boa - any of several chiefly tropical constrictors with vestigial hind limbs
Based on WordNet 3.0, Farlex clipart collection. © 2003-2012 Princeton University, Farlex Inc.
anaconda[ˌænəˈkɒndə] N → anaconda f
Collins Spanish Dictionary - Complete and Unabridged 8th Edition 2005 © William Collins Sons & Co. Ltd. 1971, 1988 © HarperCollins Publishers 1992, 1993, 1996, 1997, 2000, 2003, 2005
n → Anakonda f
Collins German Dictionary – Complete and Unabridged 7th Edition 2005. © William Collins Sons & Co. Ltd. 1980 © HarperCollins Publishers 1991, 1997, 1999, 2004, 2005, 2007
anaconda[ˌænəˈkɒndə] n → anaconda m inv

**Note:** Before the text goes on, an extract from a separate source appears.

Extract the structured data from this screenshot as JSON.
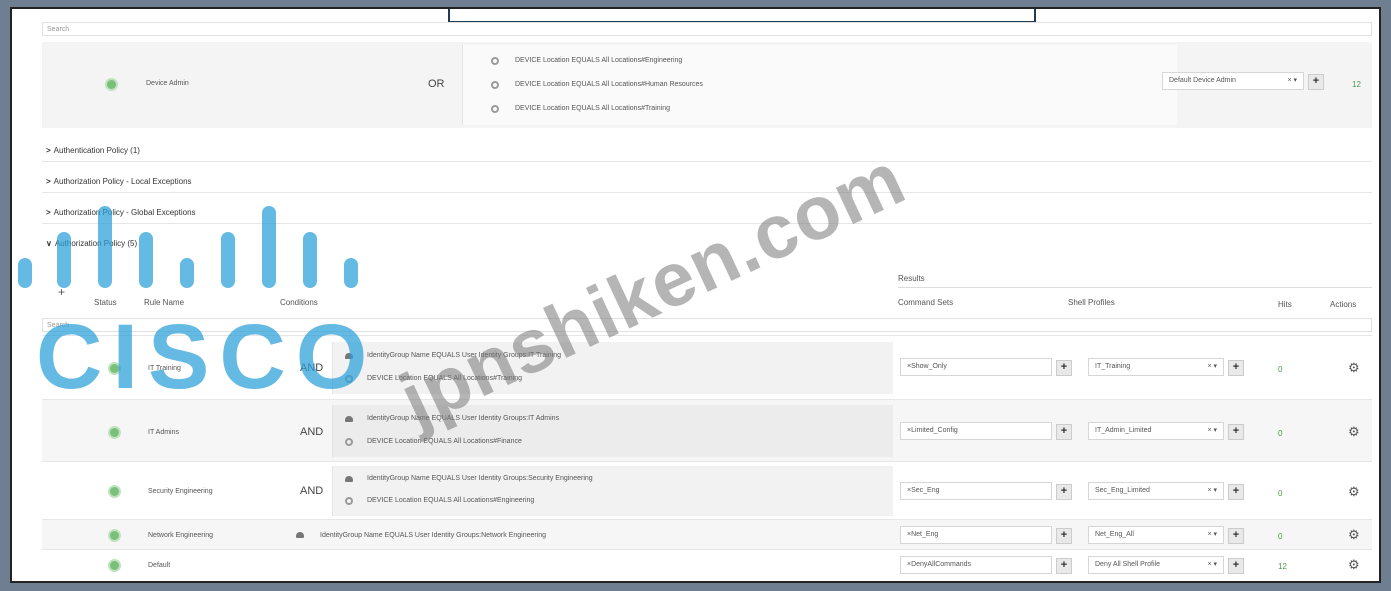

Collins Italian Dictionary 1st Edition © HarperCollins Publishers 1995